When the transaction closed and the buyer collected substantially less in AR that it thought it was promised, the parties ended up in litigation, with the seller ultimately making a settlement. The lesson? "Don't filter information through your hopes for a transaction," Weible says. "Get the treasurer to realistically and objectively make a statement on the target's balance sheet before going any further."
Such balance-sheet gazing by treasurers must focus inward, too. "Where I think treasurers will add value when M&A transactions revive is creatively looking at their own companies' balance sheets insofar as how best to exploit them," says Brian Hoffmann, partner and co-head of the M&A practice for the Americas at law firm Clifford Chance in New York.
PricewaterhouseCoopers' Peterson agrees. "A treasurer is adept at taking all the stuff a company is doing and then converting that into cash flow," he says. "Companies put these M&A spreadsheets together to predict future returns, until it gets to year three and the assumptions make astrology look like a science." A treasurer, Peterson adds, "can bring the aspect of cash into play. A balance sheet may look like this, and an income statement may look like that, but how this can turn into cash is a treasurer skill."
Paul Reilly, CFO of Arrow Electronics, a $16.7 billion distributor of electronic components, has a similar take. "Treasurers have the skill to understand the efficiencies that can be had from managing the target's cash flow differently or better," he says. "There may be an opportunity for the target to adopt the buyer's policies and procedures to free up cash tied up on its balance sheet."
Figuring out how to unleash cash within an acquisition target that does business in restrictive economies around the world is another job best left to the treasurer. Deloitte's Cameron says few in an organization other than a CFO or treasurer (with help from the tax department) can muster the due diligence required. "We've seen examples where treasury and tax working together can supplement the actual funding of an M&A transaction by releasing trapped cash within the target acquisition," she adds.
Treasury also brings singular FX expertise to the table. Cameron cites examples of treasuries that put together foreign currency hedging strategies to protect the operating margins of the target company post-acquisition. "Treasury should be the key leader in working with the CEO and CFO in terms of the combinations of debt and equity to fund an acquisition, and whether it makes more sense to fund it in U.S. markets or foreign markets," she says.
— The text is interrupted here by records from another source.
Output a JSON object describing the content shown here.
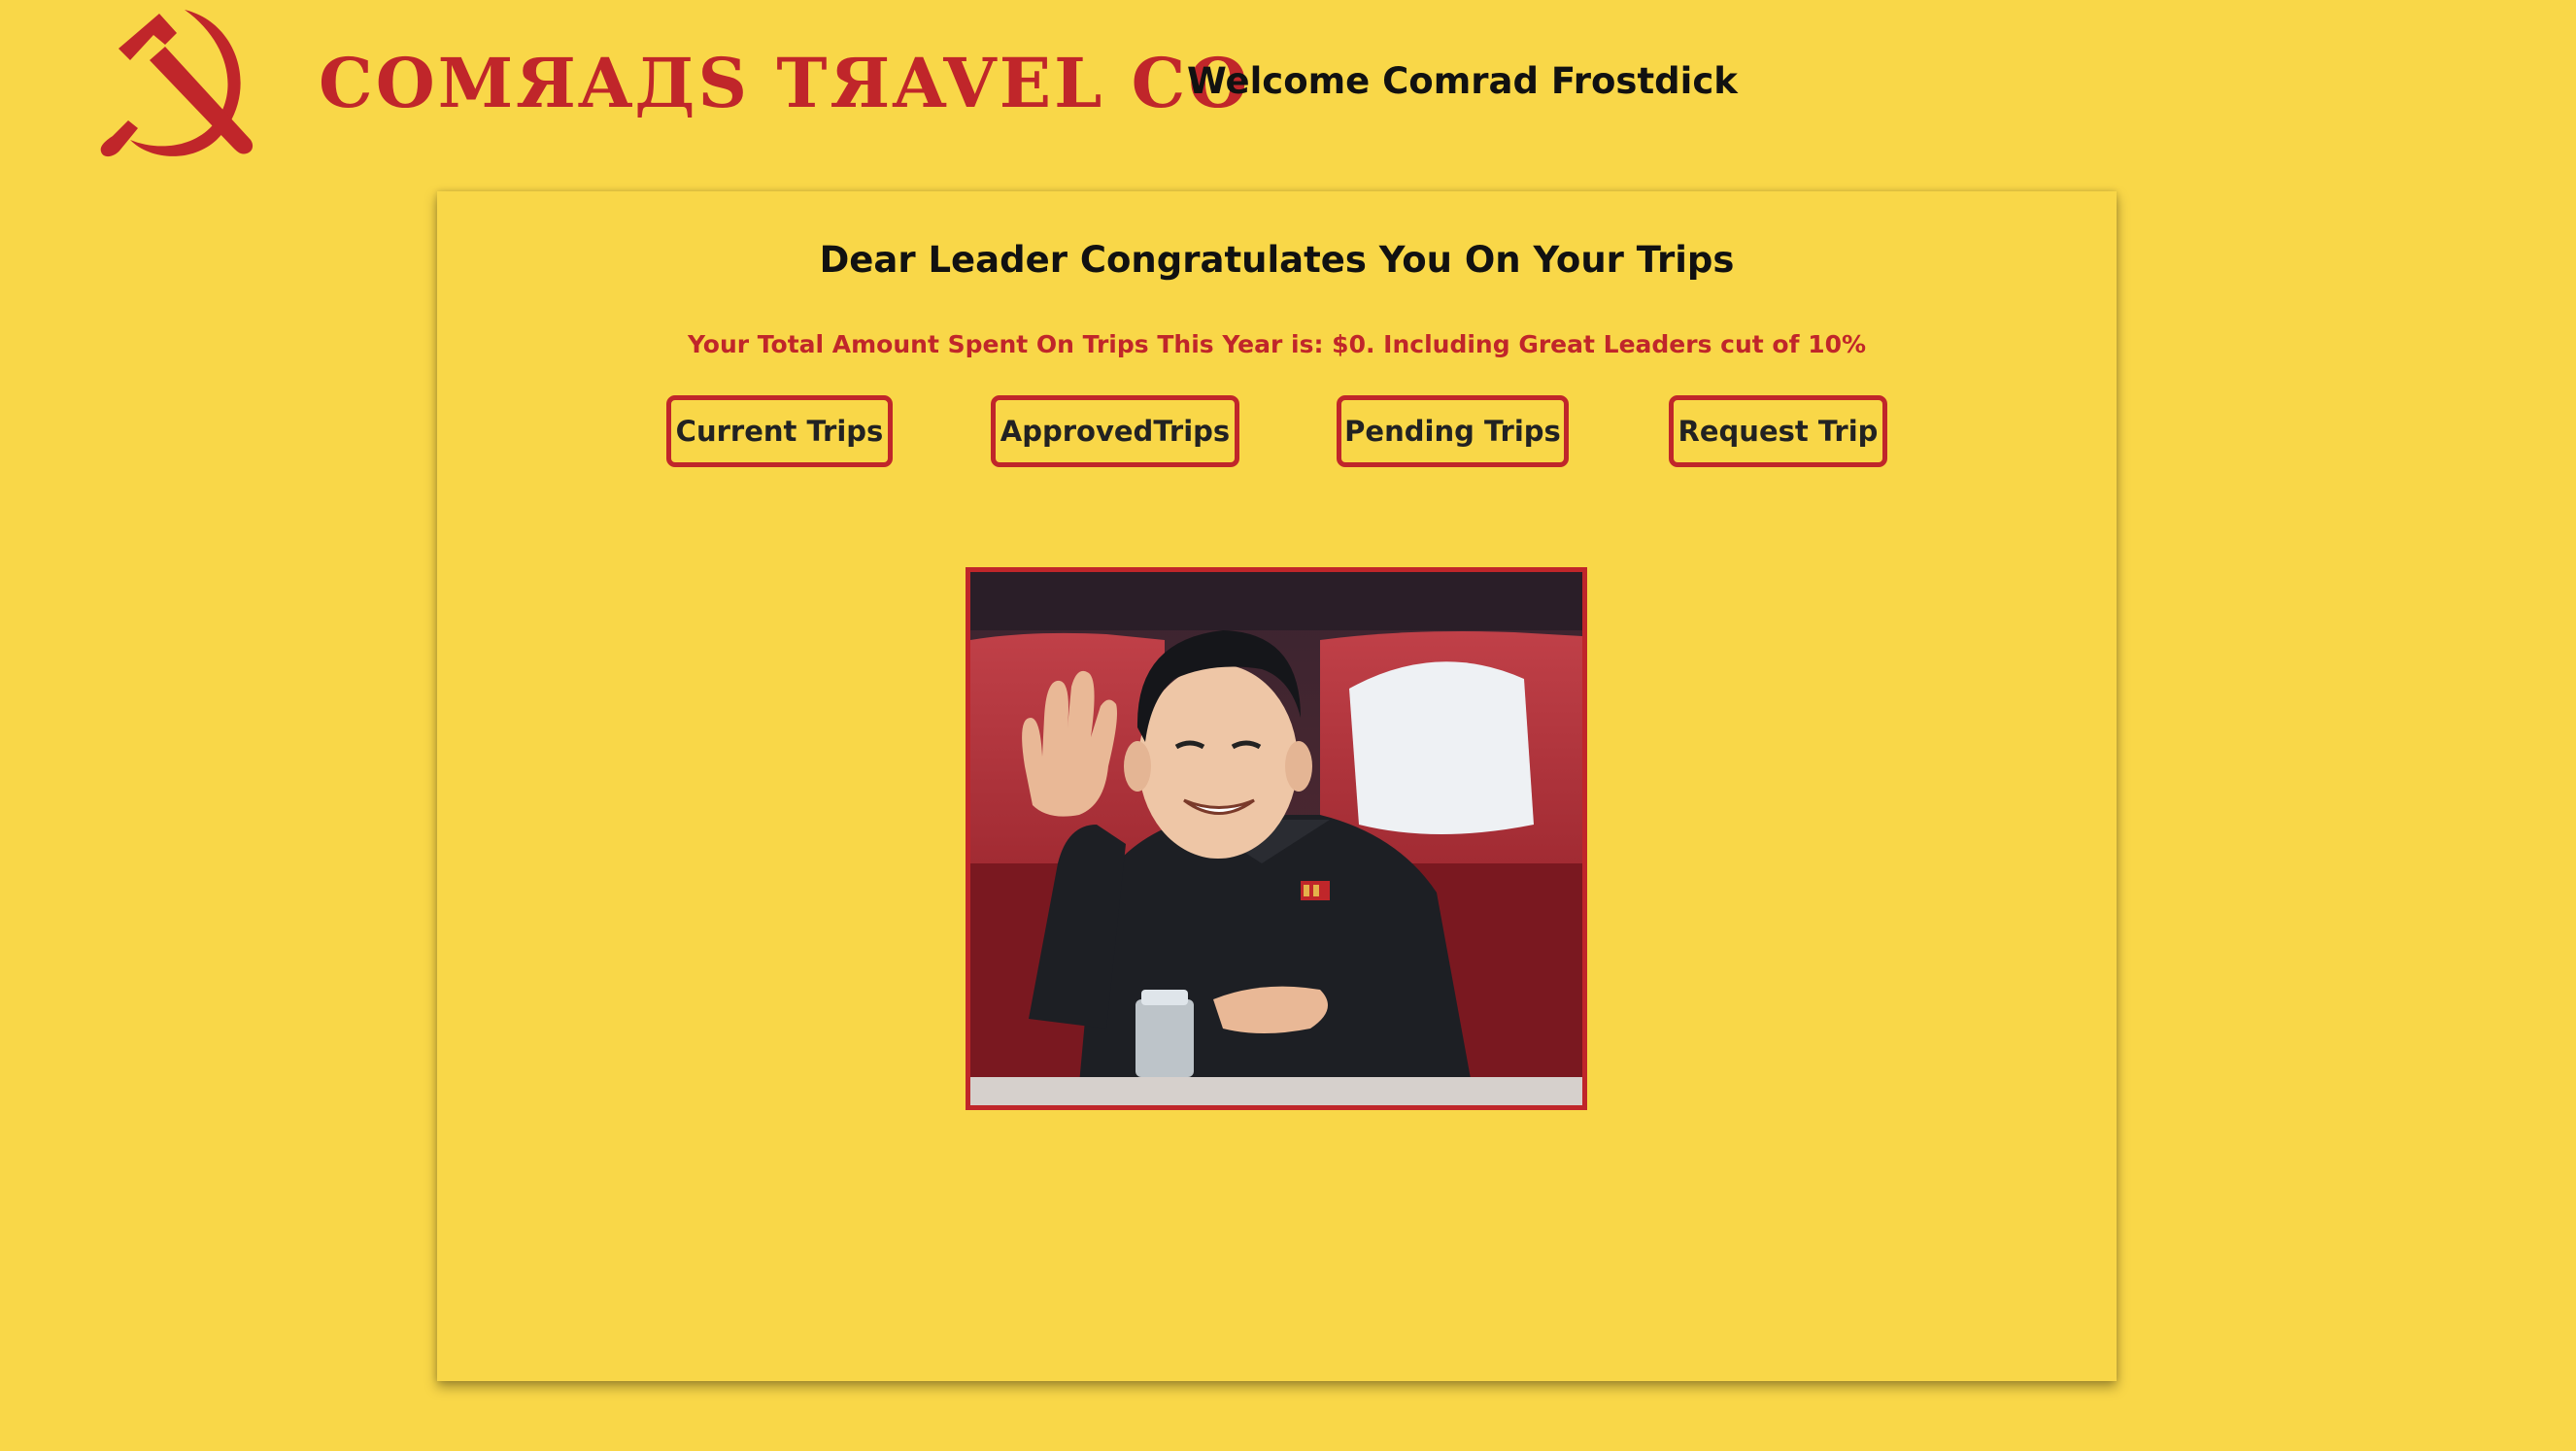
{
  "header": {
    "logo_icon": "hammer-and-sickle-icon",
    "brand": "COMЯAДS TЯAVEL CO",
    "welcome": "Welcome Comrad Frostdick"
  },
  "main": {
    "headline": "Dear Leader Congratulates You On Your Trips",
    "total_text": "Your Total Amount Spent On Trips This Year is: $0. Including Great Leaders cut of 10%",
    "buttons": {
      "current": "Current Trips",
      "approved": "ApprovedTrips",
      "pending": "Pending Trips",
      "request": "Request Trip"
    },
    "photo_subject": "leader-photo"
  },
  "colors": {
    "background": "#f9d748",
    "accent": "#c0262a",
    "text": "#111111"
  }
}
Treasurers are prepping to become more involved if and when M&A activity rebounds. Cardinal Health, for instance, recently spun off a subsidiary, giving it the opportunity to make investments in both organic and strategic growth in the coming year. Reilly at Arrow Electronics says he is involved in targeting acquisitions that will assist product and geographic expansion, in addition to sourcing a new customer base.
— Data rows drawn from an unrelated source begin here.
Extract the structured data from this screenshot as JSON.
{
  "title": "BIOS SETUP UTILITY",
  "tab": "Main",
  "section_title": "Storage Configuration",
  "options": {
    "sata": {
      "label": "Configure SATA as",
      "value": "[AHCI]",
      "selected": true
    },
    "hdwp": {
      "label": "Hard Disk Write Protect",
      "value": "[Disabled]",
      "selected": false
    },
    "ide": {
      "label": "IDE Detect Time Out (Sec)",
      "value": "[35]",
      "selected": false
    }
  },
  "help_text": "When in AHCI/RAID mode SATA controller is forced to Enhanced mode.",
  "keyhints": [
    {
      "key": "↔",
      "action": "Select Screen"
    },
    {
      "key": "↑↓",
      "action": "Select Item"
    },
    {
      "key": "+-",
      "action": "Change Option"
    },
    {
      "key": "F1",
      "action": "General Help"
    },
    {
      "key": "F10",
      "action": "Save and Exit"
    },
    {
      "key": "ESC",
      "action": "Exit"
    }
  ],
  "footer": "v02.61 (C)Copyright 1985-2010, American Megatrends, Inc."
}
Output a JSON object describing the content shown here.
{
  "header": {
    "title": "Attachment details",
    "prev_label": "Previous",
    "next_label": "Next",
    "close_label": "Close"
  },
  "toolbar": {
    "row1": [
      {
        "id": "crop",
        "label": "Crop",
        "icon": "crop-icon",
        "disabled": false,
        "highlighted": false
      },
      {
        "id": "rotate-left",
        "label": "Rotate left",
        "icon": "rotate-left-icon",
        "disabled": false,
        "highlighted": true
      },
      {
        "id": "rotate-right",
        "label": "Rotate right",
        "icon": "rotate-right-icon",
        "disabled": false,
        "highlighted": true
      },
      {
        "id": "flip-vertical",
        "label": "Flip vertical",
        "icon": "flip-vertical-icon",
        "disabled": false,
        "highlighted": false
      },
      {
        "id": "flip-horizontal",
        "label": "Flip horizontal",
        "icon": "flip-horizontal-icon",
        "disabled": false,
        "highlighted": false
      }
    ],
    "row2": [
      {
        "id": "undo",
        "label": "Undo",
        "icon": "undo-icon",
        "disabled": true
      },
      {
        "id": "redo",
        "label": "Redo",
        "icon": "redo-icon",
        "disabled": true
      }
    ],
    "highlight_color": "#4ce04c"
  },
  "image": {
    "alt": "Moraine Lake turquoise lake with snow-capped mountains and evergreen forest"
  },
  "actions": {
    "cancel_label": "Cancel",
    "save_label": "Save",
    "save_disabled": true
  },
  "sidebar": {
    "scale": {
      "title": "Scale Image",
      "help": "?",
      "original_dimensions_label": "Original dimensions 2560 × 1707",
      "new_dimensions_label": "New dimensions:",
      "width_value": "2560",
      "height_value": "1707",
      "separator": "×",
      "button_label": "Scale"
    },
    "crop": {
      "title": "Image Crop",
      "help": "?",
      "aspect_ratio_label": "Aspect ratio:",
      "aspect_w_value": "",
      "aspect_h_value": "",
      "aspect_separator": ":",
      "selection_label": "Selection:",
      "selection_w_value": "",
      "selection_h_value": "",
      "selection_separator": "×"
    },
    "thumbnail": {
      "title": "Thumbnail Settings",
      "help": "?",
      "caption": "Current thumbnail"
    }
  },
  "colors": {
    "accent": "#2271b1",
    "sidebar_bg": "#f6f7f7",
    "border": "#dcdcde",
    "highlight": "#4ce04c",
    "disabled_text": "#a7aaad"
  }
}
At Corning, Rogus says he doesn't expect another fusillade of technology deals like the one that occurred during the telecom bubble earlier this decade (Corning is a major player in the fiber optics space). Nevertheless, he will be applying lessons from the past as the company mulls future transactions. "We learned that the deals where the payment mechanism was shares-for-shares were the ones that became permanent and a long-term portion of our corporate capital structure," he says. "The very few deals where we bulked up on leverage ran into problems. We will no longer buy a piece of technology using debt. The uncertainty of the cash flows associated with the business doesn't lend itself to paying principal payments on debt."